Dataset records Start Marker

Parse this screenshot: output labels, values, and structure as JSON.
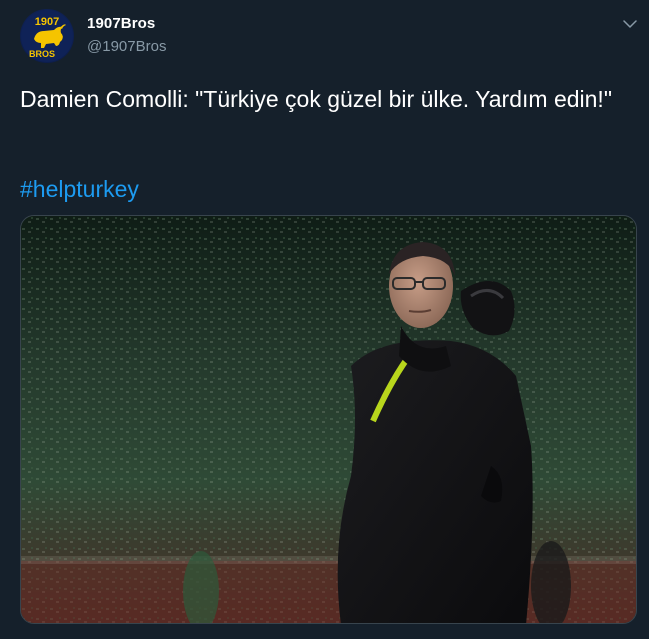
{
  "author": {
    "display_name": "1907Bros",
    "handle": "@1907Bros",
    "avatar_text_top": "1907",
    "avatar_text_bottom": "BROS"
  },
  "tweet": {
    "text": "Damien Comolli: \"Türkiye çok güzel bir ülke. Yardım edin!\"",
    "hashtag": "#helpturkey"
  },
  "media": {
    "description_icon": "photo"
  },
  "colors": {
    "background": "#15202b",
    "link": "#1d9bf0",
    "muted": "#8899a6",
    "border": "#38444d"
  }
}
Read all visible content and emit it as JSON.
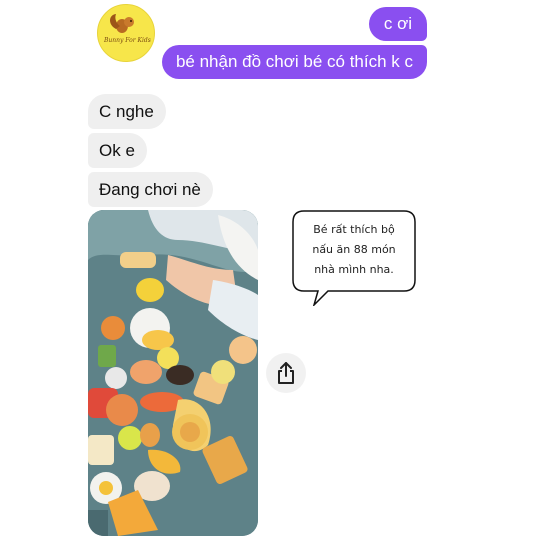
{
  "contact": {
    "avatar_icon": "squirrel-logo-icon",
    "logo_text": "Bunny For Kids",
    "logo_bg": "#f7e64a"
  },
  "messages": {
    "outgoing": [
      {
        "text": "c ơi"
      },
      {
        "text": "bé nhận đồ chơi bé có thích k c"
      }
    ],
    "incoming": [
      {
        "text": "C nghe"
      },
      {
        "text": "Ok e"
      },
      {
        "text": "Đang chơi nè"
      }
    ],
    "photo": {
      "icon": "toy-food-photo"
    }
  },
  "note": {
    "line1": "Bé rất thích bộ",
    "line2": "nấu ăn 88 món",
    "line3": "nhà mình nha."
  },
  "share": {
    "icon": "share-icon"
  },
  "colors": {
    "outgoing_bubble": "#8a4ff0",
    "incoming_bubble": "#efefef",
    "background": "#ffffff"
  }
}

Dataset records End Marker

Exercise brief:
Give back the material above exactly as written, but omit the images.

Completed task:
Parse this screenshot: output labels, values, and structure as JSON.
{
  "author": {
    "display_name": "1907Bros",
    "handle": "@1907Bros",
    "avatar_text_top": "1907",
    "avatar_text_bottom": "BROS"
  },
  "tweet": {
    "text": "Damien Comolli: \"Türkiye çok güzel bir ülke. Yardım edin!\"",
    "hashtag": "#helpturkey"
  },
  "media": {
    "description_icon": "photo"
  },
  "colors": {
    "background": "#15202b",
    "link": "#1d9bf0",
    "muted": "#8899a6",
    "border": "#38444d"
  }
}
Read all visible content and emit it as JSON.
{
  "contact": {
    "avatar_icon": "squirrel-logo-icon",
    "logo_text": "Bunny For Kids",
    "logo_bg": "#f7e64a"
  },
  "messages": {
    "outgoing": [
      {
        "text": "c ơi"
      },
      {
        "text": "bé nhận đồ chơi bé có thích k c"
      }
    ],
    "incoming": [
      {
        "text": "C nghe"
      },
      {
        "text": "Ok e"
      },
      {
        "text": "Đang chơi nè"
      }
    ],
    "photo": {
      "icon": "toy-food-photo"
    }
  },
  "note": {
    "line1": "Bé rất thích bộ",
    "line2": "nấu ăn 88 món",
    "line3": "nhà mình nha."
  },
  "share": {
    "icon": "share-icon"
  },
  "colors": {
    "outgoing_bubble": "#8a4ff0",
    "incoming_bubble": "#efefef",
    "background": "#ffffff"
  }
}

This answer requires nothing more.